Graham’s WMD commission released a report, “World At Risk,” late last year which I have written about on the blog previously. Its last chapter, “Role of the Citizen”, emphasizes the important role of the public. In an interview last month, Graham told me the chapter’s placement was intentional. ”We purposely put at the end not as an afterthought or throwaway, but because of its importance to everything before. If you don’t have citizens informed and involved, you are likely to fail in maximizing the security of the U.S.”
The bipartisan commission offered thirteen recommendations, the last of which is: “The next administration must work to openly and honestly engage the American citizen, encouraging a participatory approach to meeting the challenges of the new century.”
Graham realizes that briefing and preparing the public on WMD’s in order to meet those challenges will not be an easy task as it is a complex and sensitive topic. And, with so many other issues on the nation’s plate is there room for a WMD educational process that could break through to the public?
“Yes we should do it, and yes we can do it,” Graham contends, noting that public education and preparedness has taken a back seat to other homeland security matters: “In this area, there is the urgent and the important. And the important gets pushed behind the urgent.” But he says informing and engaging the public on WMDs is “urgent”.
Graham acknowledges the commission did not come up with an implementation game plan for the last chapter in part because there just isn’t a ready made plan in this area yet: “We didn’t find a lot of people who could do it right now.” (One of the objectives of this blog is to help develop ways of doing so.) There is still work to be done in developing messaging for the public when it comes to WMD’s; some will draw from existing preparedness work and others will require new approaches. For example, I think one challenge is delineating to the public the varying impacts of different WMDs since, as the Commission points out, biological and nuclear are the most dangerous threats whereas chemical and radiological attacks would be very serious but probably not catastrophic societal ‘game changers’.

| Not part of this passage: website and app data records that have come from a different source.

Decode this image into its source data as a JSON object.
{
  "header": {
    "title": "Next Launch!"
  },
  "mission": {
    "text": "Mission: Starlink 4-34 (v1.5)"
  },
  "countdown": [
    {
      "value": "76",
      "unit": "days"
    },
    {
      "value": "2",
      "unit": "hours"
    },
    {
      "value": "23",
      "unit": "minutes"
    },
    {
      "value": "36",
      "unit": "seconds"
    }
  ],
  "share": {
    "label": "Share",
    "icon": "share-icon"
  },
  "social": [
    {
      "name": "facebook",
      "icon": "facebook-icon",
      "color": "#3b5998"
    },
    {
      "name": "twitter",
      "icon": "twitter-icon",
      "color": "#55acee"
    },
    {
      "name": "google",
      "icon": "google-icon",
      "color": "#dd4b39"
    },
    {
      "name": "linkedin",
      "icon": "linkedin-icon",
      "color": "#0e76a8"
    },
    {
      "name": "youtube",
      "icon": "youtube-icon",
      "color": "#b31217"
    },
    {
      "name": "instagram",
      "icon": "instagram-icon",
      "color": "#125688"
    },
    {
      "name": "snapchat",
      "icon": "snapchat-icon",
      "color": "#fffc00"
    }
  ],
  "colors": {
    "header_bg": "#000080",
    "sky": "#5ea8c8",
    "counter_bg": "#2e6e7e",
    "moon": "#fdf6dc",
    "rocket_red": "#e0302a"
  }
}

Graham, a long-time intelligence expert, says the government has to be more open with its citizens if it expects the public to be prepared before, during and after an incident: ”We have massively over classified information under the rubric of national security. It has made us less secure because institutions and citizens who are not adequately informed can’t take necessary actions.”
Graham believes Americans also have a responsibility to hold their government at all levels — local, state and federal — more accountable for what they are doing in regard to WMD preparedness. But he acknowledges that the government has to provide more information so they even know what to ask. In fact, one of the report’s recommended Action Steps is that the government create a WMD checklist:
“The next administration should, as a priority, work with a consortium of state and local governments to develop a publicly available checklist of actions each level of government should take to prevent or ameliorate the consequences of WMD terrorism. Such a checklist could be used by citizens to hold their governments accountable for action or inaction.”
Congress is now working on legislation to turn some of the Commission’s recommendations into law. And Graham says he expects the Commission’s life to be extended for another year to continue to work on these issues.